Are 3D homes the solution to the housing shortage sweeping America and a way to build sustainably as well? One company seems to think so and is working to prove it: the construction technology company Icon, a leader in large-scale 3D printing, recently announcement partnered with Lennar home builder to build the world’s largest 3D printed home community. Lennar, one of the nation’s largest home builders, is an investor in Austin-based Icon’s recent $ 207 million funding round and the collaboration brings the two companies closer together.
The project breaks land in 2022 in the Austin area and will include 100 single-story homes co-designed by renowned architectural firm Bjarke Ingles Group. Icon’s new Austin development will build on its Vulcan 3D printer. It is a machine that produces a cement-based mixture called Lavacrete. The company says Vulcan “produces resilient, energy efficient homes faster than conventional construction methods with less waste and more design freedom, on schedule and on budget for construction projects.” These homes can measure up to 3,000 square feet and last as long and even longer than properties built using standard construction methods. Lavacrete, according to Icon, combined with other advanced materials can withstand extreme weather conditions and can help keep homes intact in the event of a natural disaster.
Icon has already built two dozen 3D printed houses and structures in the United States and Mexico and claims that number is the most comprehensive of any construction technology company. Last summer, for example, a homeless man named Tim Shea become the first person to live in a 3D printed house, which Icon built using Vulcan. The 400 square foot property is in Community First! Village of Austin, which provides permanent affordable housing for people coming out of homelessness.
Icon co-founder and CEO Jason Ballard said in a statement that “Icon exists as a response to the global housing crisis and to put our technology at the service of the world.” He goes on to say, “The United States faces a shortfall of around 5 million new homes, so there is a deep need to quickly increase supply without compromising on quality, beauty or sustainability, and this is exactly the strength of our technology.
Innovations in 3D printed housing could be a game-changer for productivity, according to Taylor Marr, deputy chief economist at the real estate brokerage and research firm. Rougefin. “The construction industry has lagged behind most other industries in terms of productivity growth, getting more homes with the same number of construction workers,” he says. “Labor shortages have always been a challenge for large home builders, and the current job market has only exacerbated that challenge. “
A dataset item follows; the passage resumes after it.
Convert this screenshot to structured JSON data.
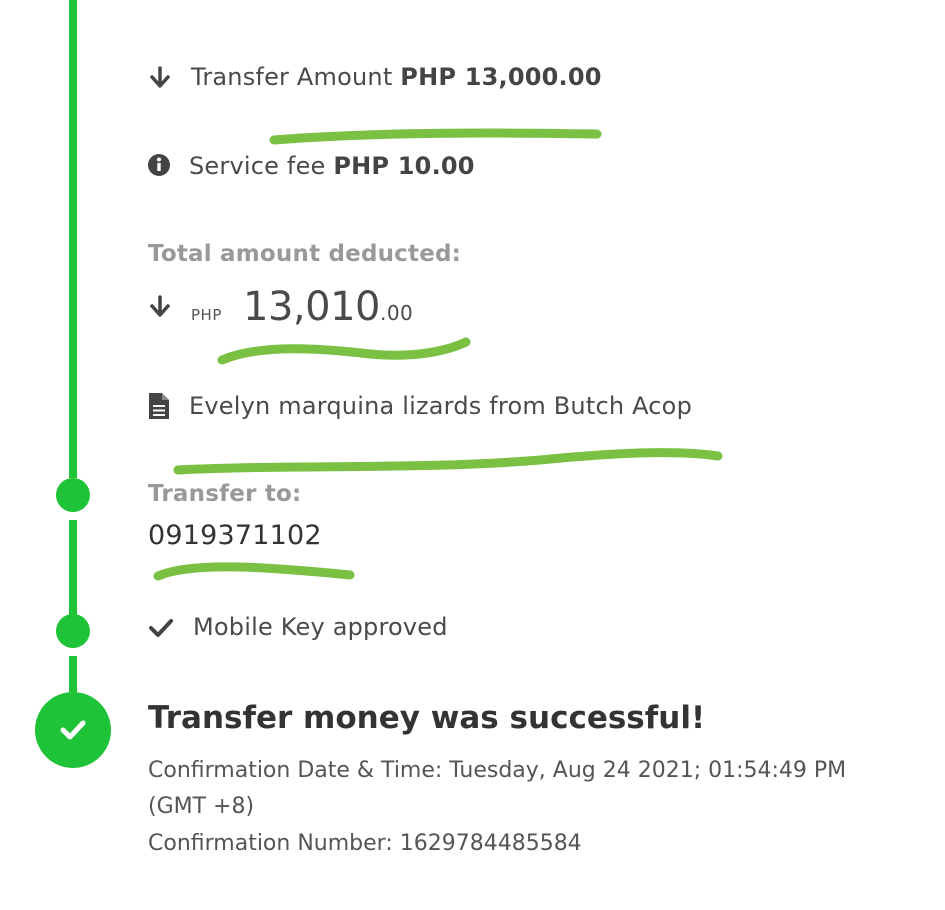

However, Marr adds that the scale of Icon’s Austin community is small overall in the face of a five million housing shortage, making the housing market increasingly unaffordable. “Nonetheless, it’s a step in the right direction and, if successful, it could be rolled out across the country,” he says.